Eggsy (Taron Egerton) is a twenty something ne’er too well still living with his mom and abusive stepdad in the poor districts of London. Despite being blessed with great intelligence and talent, he has always found himself unable to accomplish anything in life because he is held back by his love for his mother and baby sister. As a result, he hangs around with his fellow ne’er do wells and finds himself in trouble more often than not. As he is faced by the possibility of going to jail for pulling a stunt against a gang of bullies, he calls a secret number, entrusted to him by a mysterious man (Colin Firth) when he was little. The next thing he knows, he is recruited to train for the very same secret spy organizations that his dad was part of, a group which dates back centuries whose task is to protect the world from evil megalomaniacs like billionaire Richmond Valentine (Samuel L. Jackson), and his plan to start a new world order with himself in charge.

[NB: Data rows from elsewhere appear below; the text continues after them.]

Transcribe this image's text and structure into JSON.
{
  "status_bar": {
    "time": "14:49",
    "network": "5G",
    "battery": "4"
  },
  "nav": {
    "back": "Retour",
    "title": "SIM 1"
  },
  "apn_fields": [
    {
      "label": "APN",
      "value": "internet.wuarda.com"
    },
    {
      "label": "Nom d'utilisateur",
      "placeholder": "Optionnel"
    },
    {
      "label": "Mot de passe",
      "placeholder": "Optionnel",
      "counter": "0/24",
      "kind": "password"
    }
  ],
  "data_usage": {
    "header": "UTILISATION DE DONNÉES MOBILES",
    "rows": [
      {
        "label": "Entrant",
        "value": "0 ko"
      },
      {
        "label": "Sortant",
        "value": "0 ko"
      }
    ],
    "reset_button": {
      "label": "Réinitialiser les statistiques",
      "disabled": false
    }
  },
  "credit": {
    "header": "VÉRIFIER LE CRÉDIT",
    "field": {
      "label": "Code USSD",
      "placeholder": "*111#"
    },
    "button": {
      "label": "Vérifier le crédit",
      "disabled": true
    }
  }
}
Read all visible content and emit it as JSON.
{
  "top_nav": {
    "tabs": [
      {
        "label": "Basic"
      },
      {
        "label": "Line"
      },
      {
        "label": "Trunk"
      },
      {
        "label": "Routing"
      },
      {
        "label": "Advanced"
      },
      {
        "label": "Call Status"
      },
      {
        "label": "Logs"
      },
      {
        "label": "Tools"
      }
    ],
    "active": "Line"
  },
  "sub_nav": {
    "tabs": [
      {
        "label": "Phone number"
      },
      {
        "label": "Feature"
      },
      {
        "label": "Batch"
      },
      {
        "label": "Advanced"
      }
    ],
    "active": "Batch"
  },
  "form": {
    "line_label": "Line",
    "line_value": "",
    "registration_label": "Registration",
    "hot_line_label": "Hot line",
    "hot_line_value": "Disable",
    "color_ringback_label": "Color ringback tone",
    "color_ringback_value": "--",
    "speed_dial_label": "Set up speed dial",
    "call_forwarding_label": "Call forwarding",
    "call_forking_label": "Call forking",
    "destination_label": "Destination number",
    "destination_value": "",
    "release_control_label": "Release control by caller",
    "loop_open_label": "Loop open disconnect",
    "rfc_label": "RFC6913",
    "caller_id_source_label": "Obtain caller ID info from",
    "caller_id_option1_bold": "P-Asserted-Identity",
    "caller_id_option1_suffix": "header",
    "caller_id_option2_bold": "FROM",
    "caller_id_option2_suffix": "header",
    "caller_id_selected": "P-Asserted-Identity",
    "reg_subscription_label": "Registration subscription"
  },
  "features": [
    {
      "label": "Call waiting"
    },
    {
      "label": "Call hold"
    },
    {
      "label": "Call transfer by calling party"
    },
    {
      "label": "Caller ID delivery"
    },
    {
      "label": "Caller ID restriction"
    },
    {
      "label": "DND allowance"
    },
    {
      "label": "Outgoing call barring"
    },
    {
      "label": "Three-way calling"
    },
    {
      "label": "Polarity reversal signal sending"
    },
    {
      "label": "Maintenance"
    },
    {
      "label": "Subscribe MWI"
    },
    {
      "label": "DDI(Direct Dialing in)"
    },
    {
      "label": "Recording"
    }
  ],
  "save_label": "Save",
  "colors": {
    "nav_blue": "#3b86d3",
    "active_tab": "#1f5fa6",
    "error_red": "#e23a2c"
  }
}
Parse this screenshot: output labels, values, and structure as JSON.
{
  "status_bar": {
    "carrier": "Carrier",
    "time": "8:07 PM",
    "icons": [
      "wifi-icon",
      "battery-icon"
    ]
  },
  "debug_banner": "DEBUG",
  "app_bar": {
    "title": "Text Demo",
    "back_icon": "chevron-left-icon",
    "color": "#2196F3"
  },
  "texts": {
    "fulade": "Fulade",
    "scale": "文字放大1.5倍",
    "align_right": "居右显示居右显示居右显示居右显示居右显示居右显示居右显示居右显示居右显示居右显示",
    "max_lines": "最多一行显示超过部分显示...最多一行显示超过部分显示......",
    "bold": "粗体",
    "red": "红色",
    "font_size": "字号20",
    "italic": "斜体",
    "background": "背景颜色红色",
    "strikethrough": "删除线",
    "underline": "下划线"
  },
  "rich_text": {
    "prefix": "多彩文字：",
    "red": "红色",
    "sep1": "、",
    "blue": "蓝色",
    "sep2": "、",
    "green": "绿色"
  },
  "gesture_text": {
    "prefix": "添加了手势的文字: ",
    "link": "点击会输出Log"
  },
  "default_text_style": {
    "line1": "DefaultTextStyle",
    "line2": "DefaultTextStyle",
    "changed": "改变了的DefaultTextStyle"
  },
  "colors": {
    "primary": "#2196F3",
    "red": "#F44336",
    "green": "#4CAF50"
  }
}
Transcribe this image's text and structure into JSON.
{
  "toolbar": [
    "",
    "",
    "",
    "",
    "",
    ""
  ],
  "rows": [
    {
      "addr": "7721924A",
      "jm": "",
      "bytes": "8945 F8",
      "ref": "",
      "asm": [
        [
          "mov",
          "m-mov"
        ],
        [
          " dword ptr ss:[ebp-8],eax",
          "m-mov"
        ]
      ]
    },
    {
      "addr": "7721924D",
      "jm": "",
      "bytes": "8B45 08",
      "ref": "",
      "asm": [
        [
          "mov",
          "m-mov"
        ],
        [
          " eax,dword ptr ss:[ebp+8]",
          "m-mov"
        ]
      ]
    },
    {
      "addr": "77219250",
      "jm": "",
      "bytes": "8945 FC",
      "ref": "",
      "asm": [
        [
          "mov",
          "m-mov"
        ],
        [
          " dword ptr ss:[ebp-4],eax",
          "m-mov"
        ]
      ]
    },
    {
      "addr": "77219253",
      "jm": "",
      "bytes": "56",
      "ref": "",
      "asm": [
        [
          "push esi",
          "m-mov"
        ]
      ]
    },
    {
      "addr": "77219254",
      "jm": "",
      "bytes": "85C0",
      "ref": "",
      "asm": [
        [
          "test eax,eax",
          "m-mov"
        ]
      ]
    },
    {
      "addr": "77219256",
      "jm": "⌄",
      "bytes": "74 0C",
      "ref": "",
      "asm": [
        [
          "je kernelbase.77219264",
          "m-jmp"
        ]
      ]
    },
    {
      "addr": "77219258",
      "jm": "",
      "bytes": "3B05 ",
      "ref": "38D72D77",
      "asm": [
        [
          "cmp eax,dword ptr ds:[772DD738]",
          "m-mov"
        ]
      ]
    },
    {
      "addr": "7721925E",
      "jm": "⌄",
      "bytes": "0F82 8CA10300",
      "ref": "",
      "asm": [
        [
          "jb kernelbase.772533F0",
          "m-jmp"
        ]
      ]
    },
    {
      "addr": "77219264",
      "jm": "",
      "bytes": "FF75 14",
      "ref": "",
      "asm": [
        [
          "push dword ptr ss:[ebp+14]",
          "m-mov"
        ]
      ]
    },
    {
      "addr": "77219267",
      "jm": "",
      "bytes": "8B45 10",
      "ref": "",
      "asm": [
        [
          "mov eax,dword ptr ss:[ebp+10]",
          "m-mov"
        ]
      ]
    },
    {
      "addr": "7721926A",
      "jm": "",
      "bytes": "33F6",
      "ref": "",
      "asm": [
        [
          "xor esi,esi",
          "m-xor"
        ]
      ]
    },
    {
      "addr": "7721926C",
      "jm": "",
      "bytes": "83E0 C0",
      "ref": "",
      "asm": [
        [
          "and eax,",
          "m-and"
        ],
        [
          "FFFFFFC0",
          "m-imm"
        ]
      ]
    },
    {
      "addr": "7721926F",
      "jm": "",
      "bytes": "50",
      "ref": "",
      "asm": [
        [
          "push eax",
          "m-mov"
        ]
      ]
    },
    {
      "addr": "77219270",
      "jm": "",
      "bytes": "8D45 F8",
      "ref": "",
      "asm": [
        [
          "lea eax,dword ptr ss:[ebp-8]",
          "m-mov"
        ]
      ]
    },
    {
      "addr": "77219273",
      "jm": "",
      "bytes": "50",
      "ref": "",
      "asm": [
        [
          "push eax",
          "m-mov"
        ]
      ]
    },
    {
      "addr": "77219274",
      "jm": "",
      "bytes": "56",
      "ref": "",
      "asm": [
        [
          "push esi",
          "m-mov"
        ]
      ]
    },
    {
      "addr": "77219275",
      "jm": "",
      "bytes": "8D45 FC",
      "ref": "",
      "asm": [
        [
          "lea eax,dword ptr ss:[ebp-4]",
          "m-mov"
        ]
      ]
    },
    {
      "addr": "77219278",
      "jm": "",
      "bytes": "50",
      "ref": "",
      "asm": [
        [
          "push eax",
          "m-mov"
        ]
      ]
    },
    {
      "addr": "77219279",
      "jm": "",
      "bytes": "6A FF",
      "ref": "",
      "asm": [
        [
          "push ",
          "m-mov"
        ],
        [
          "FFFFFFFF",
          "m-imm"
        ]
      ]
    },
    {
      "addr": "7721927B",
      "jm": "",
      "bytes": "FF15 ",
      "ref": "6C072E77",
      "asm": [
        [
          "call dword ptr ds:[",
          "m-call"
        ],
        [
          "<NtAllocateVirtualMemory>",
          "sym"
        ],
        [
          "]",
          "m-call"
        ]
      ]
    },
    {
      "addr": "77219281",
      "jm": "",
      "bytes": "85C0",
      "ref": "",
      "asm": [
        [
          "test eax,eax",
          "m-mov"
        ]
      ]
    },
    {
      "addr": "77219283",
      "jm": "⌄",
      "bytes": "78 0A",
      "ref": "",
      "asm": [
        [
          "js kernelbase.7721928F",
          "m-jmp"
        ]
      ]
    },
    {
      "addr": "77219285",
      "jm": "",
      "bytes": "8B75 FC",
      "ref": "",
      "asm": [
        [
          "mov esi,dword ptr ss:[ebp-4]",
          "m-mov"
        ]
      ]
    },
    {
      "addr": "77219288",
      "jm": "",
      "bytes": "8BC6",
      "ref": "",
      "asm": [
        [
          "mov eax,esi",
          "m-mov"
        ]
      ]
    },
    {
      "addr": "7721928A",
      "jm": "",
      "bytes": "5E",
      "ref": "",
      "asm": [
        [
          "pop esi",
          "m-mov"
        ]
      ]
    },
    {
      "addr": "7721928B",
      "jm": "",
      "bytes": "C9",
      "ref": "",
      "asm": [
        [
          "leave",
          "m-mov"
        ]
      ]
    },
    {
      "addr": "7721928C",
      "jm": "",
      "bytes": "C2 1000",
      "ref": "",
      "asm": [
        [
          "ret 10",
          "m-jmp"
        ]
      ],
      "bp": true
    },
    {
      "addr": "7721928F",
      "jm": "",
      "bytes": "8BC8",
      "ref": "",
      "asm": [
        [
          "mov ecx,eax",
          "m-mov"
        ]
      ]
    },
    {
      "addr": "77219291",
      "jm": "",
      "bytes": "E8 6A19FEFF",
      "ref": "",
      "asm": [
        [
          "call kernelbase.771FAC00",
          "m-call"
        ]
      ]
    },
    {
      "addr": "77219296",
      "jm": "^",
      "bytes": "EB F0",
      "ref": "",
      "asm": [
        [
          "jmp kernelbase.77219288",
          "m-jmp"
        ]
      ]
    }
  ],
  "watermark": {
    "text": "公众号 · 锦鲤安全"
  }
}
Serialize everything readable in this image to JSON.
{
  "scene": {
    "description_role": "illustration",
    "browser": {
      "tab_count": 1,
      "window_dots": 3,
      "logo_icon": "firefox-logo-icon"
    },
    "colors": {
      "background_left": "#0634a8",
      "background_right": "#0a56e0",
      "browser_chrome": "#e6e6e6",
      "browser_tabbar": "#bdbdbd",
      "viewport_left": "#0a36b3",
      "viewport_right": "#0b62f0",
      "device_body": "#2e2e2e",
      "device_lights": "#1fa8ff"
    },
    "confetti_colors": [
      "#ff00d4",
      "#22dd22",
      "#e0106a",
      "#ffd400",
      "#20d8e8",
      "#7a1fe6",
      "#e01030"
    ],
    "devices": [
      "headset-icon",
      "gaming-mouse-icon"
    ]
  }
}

Director Matthew Vaughn (Kick Ass, X-Men: First Class) did a great job adapting another Mark Millar creation. At the beginning, it felt a bit campy especially with all the theatrical musical scoring that marked milestones in the film. As it progressed, it got campier. It got more over the top. It got even more unbelievable. And I enjoyed every single moment of it.
What I loved about the film was the general sense of fun that it delivered. It was British cast and it involved mainly British humor. Heck, half the time, I couldn’t even understand what was said, but the film had the ability to project a certain vibe that made everything seem cool and interesting, blending the funny and the serious and of course delivering in spades when it came to the action part. The script was good, the banter was great and it was paced to well to distribute the scenes in the two hour long movie in the best way.
I loved the rapport between Taron Egerton and Colin Firth, especially because their characters were polar opposites. Same with Taron and Mark Strong, who thankfully does not portray a villain this time. I like the mentor and protege relationship between the characters. The filmmakers played their cards right by establishing early on how the death of Eggsy’s dad affected him and Henry. In a sense, it contributed to the sense of empathy that audiences could feel for him and the affinity he feels for both men, who are not exactly brimming with sharing their feelings.
The action sequences were awesome and at times, it felt like a bit like a cross between Kill Bill and Charlie and the Chocolate Factory. It managed to become both heart pounding and hilarious at the same time. It was golden.
All in all, my only complaint about the film is that Colin Firth would no longer be part of the planned sequel. Otherwise, it was entertaining as heck and managed to become one of the most enjoyable films I’ve seen this year.